Never has the contrast between the scale of world events and my own little personal concerns been so great. While millions flee bombardment, and the world economy faces implosion, with all the hardship that such an implosion will inevitably bring in its wake, I do my exercises, twice a day for twenty minutes, to avoid the muscular stiffness and joint pains that a certain minor illness from which I have begun to suffer would otherwise cause. Furthermore, I anxiously taste the fish soup that I have just made to test whether it has enough salt (God forbid it should have too much, that would be an irrecoverable disaster). My life is composed of such pettinesses.
Of course, it wouldn’t help anyone very much if I desisted from my daily round. The bombardments and the fleeing would go on regardless. I learned, or taught myself, this lesson in personal insignificance early in my life when I was a horrible little child. I was told that I should eat up the food on my plate because there were hungry children in Africa. How, I asked, would it help them if I ate up? The potato left on my plate divided between the hungry children, even if it could be delivered to them, which seemed to be doubtful, would assuage their hunger not at all.
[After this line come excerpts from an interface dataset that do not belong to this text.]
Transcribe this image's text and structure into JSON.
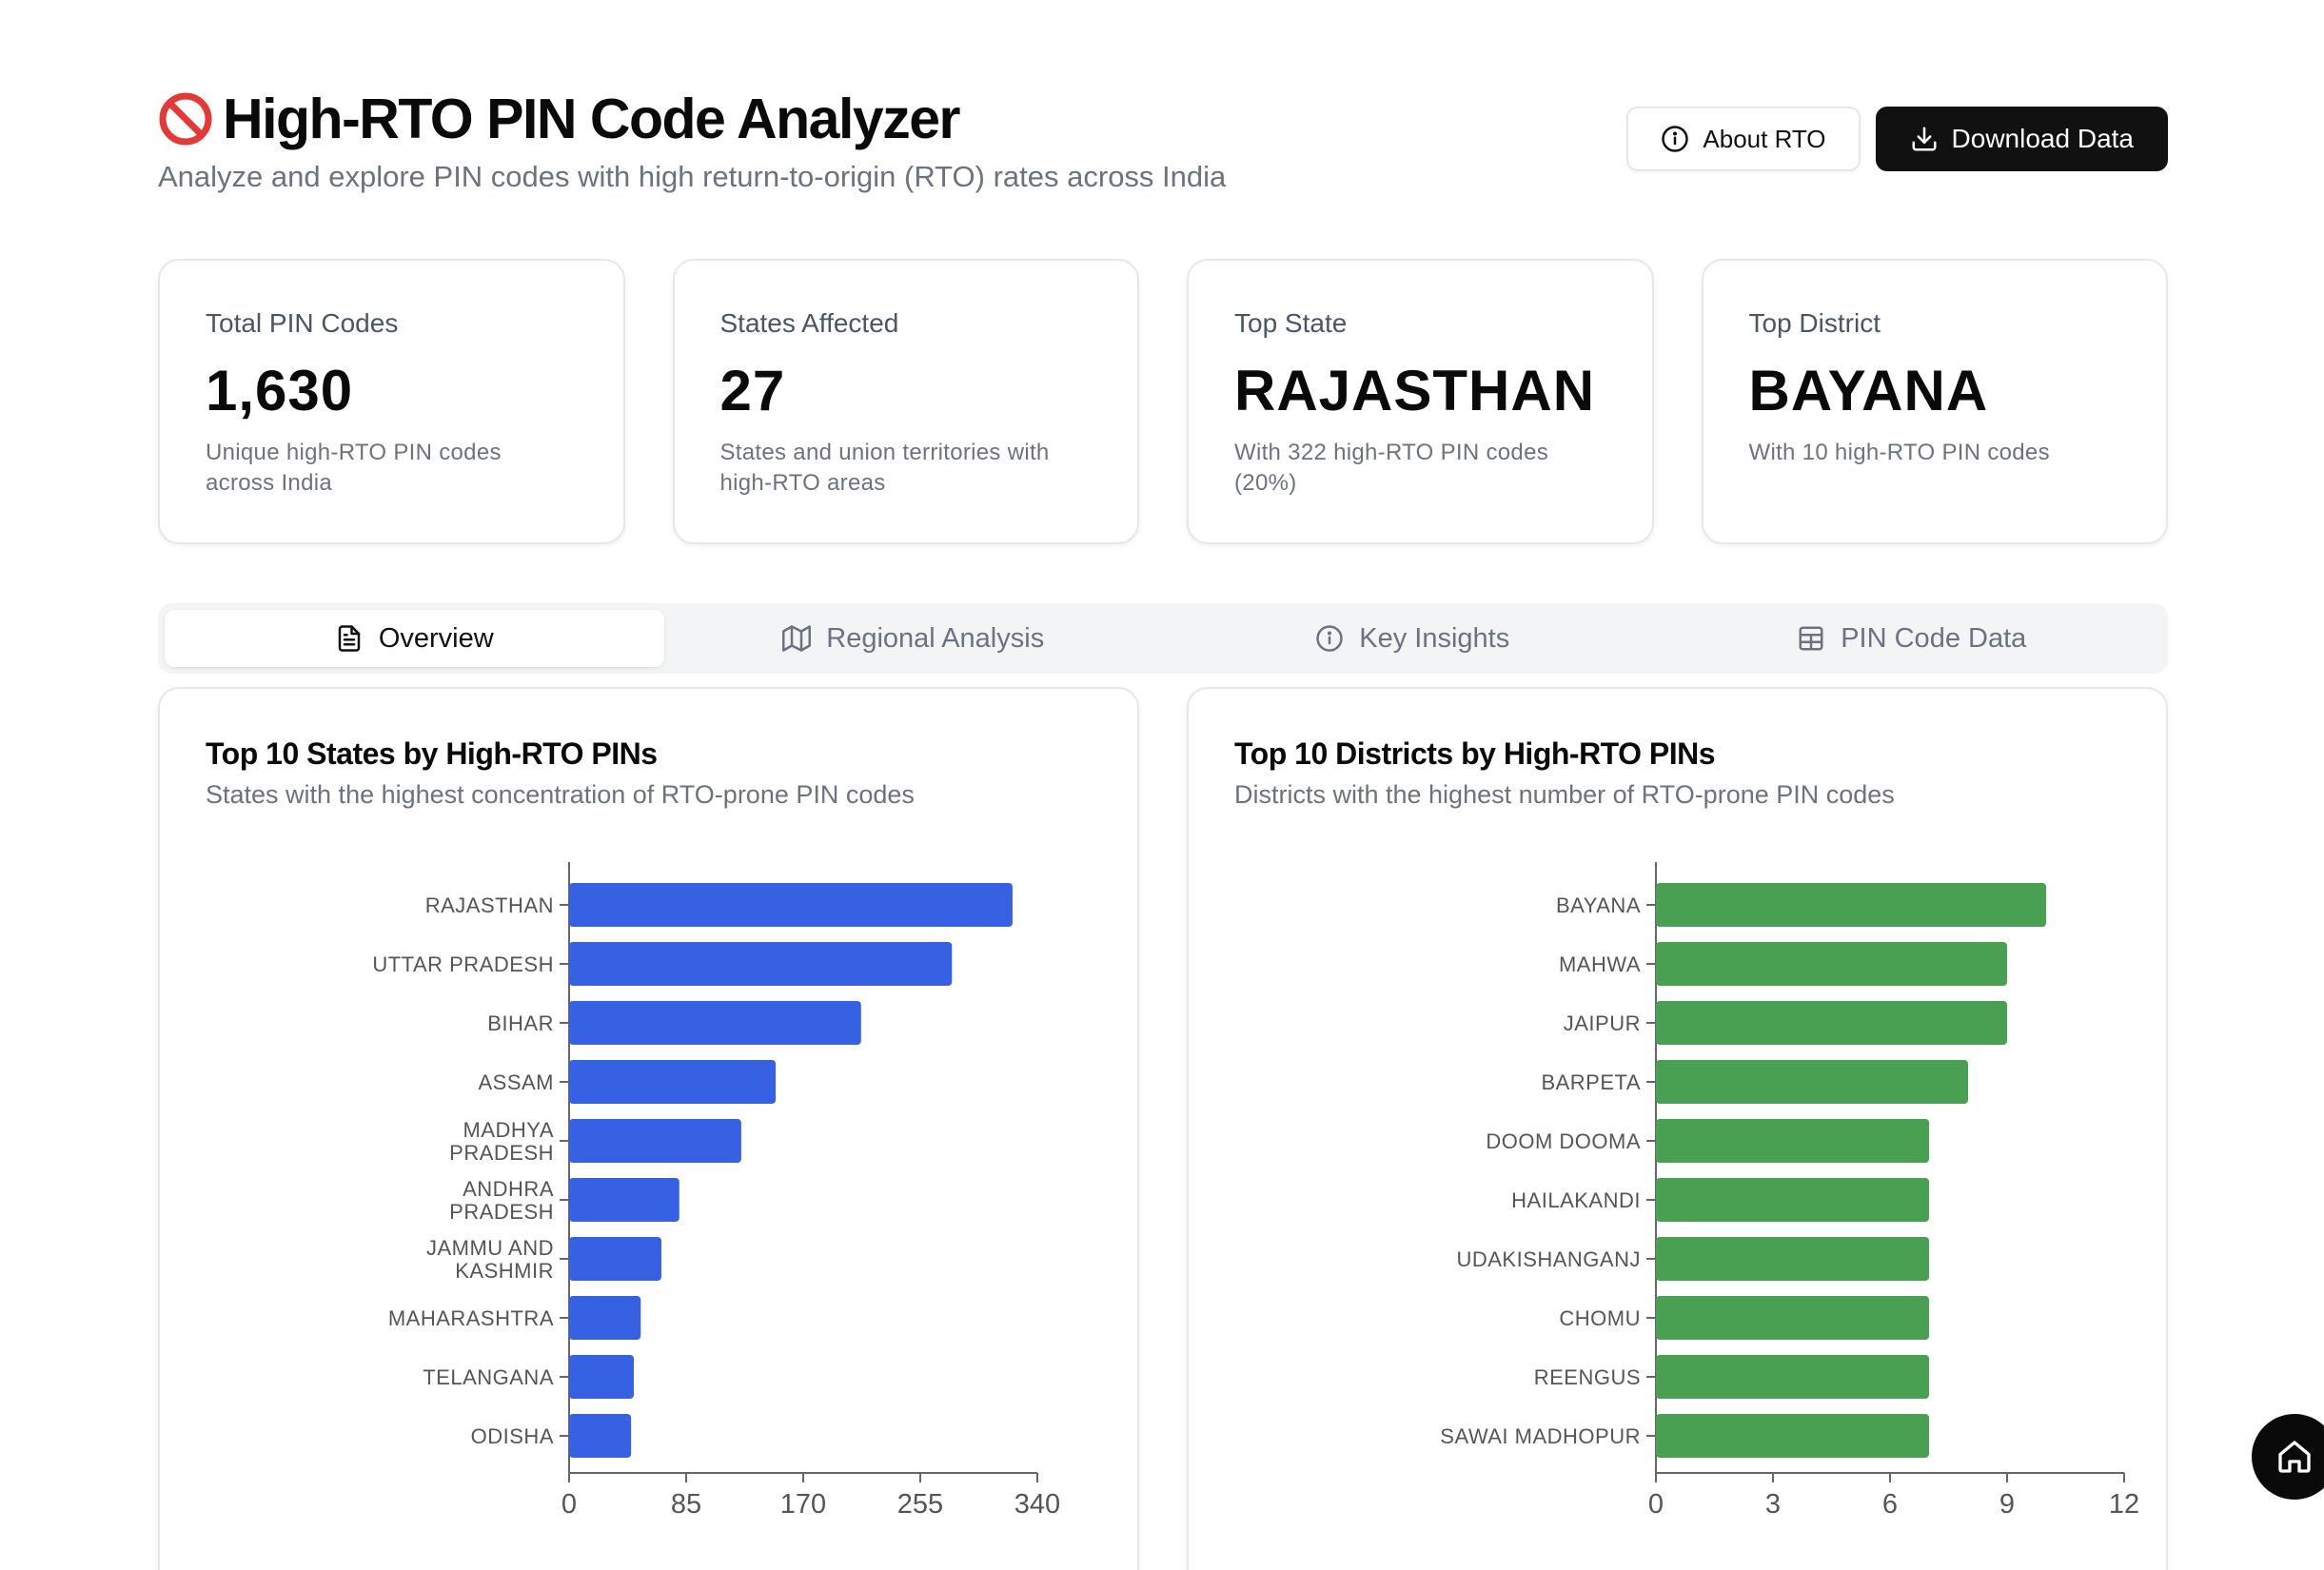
{
  "header": {
    "title": "High-RTO PIN Code Analyzer",
    "subtitle": "Analyze and explore PIN codes with high return-to-origin (RTO) rates across India",
    "title_icon": "prohibited-icon",
    "about_label": "About RTO",
    "download_label": "Download Data"
  },
  "stats": [
    {
      "label": "Total PIN Codes",
      "value": "1,630",
      "desc_line1": "Unique high-RTO PIN codes",
      "desc_line2": "across India"
    },
    {
      "label": "States Affected",
      "value": "27",
      "desc_line1": "States and union territories with",
      "desc_line2": "high-RTO areas"
    },
    {
      "label": "Top State",
      "value": "RAJASTHAN",
      "desc_line1": "With 322 high-RTO PIN codes",
      "desc_line2": "(20%)"
    },
    {
      "label": "Top District",
      "value": "BAYANA",
      "desc_line1": "With 10 high-RTO PIN codes",
      "desc_line2": ""
    }
  ],
  "tabs": [
    {
      "label": "Overview",
      "icon": "document-icon",
      "active": true
    },
    {
      "label": "Regional Analysis",
      "icon": "map-icon",
      "active": false
    },
    {
      "label": "Key Insights",
      "icon": "info-icon",
      "active": false
    },
    {
      "label": "PIN Code Data",
      "icon": "table-icon",
      "active": false
    }
  ],
  "colors": {
    "states_bar": "#3661e3",
    "districts_bar": "#4aa052",
    "accent_dark": "#111111"
  },
  "chart_data": [
    {
      "type": "bar",
      "orientation": "horizontal",
      "title": "Top 10 States by High-RTO PINs",
      "subtitle": "States with the highest concentration of RTO-prone PIN codes",
      "categories": [
        [
          "RAJASTHAN"
        ],
        [
          "UTTAR PRADESH"
        ],
        [
          "BIHAR"
        ],
        [
          "ASSAM"
        ],
        [
          "MADHYA",
          "PRADESH"
        ],
        [
          "ANDHRA",
          "PRADESH"
        ],
        [
          "JAMMU AND",
          "KASHMIR"
        ],
        [
          "MAHARASHTRA"
        ],
        [
          "TELANGANA"
        ],
        [
          "ODISHA"
        ]
      ],
      "values": [
        322,
        278,
        212,
        150,
        125,
        80,
        67,
        52,
        47,
        45
      ],
      "xlim": [
        0,
        340
      ],
      "xticks": [
        "0",
        "85",
        "170",
        "255",
        "340"
      ],
      "grid": false,
      "color": "#3661e3"
    },
    {
      "type": "bar",
      "orientation": "horizontal",
      "title": "Top 10 Districts by High-RTO PINs",
      "subtitle": "Districts with the highest number of RTO-prone PIN codes",
      "categories": [
        [
          "BAYANA"
        ],
        [
          "MAHWA"
        ],
        [
          "JAIPUR"
        ],
        [
          "BARPETA"
        ],
        [
          "DOOM DOOMA"
        ],
        [
          "HAILAKANDI"
        ],
        [
          "UDAKISHANGANJ"
        ],
        [
          "CHOMU"
        ],
        [
          "REENGUS"
        ],
        [
          "SAWAI MADHOPUR"
        ]
      ],
      "values": [
        10,
        9,
        9,
        8,
        7,
        7,
        7,
        7,
        7,
        7
      ],
      "xlim": [
        0,
        12
      ],
      "xticks": [
        "0",
        "3",
        "6",
        "9",
        "12"
      ],
      "grid": false,
      "color": "#4aa052"
    }
  ],
  "fab": {
    "icon": "home-icon"
  }
}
I realized only decades later that I was told to eat up not to help the children in Africa, but because I should not take the food on my plate for granted. It is difficult for people who have never known shortage to imagine it. But this was not explained to me at the time, and so I was pleased with my own smart reply.
However, I learned another lesson from this. While the Bible tells us that a soft answer turneth away wrath, I discovered that a clever answer increaseth it, especially when it cometh from the mouth of a horrible little child. As the Bible goes on to tell us, grievous words stir up anger; and there are no words more grievous than those of a child who thinks himself clever.
In this connection, I remember an acquaintance of mine who was homeschooling his children. An inspector arrived at his house to check that he was really teaching his children: The bureaucracy does not like anyone to escape its clutches. The inspector, a woman, asked his 10-year-old daughter what she was reading.
“Oh, I hated that as a child,” said the inspector, no doubt in the hope of uncovering evidence of the father’s cruelty toward his daughter.
“I love it,” said the child. “I expect that’s because I’m more intelligent than you.”
To return to our subject, however, I did as a child listen to the story of a relative who had been a prisoner of the Japanese during the war. He had come near to starvation, and many of his fellow captives did in fact die of it. Even now, sixty years later, his story haunts me, though it took decades to explode in my mind, as it were. When, for example, I see a grain of rice on my plate—a single grain, isolated from everything else on the plate—I think of how precious he would have thought it, how it might once have been the difference between life and death, and I look on it with respect rather than disdain. The waste of food now appalls me; it is said that in Western countries, a third of food that is bought is thrown away.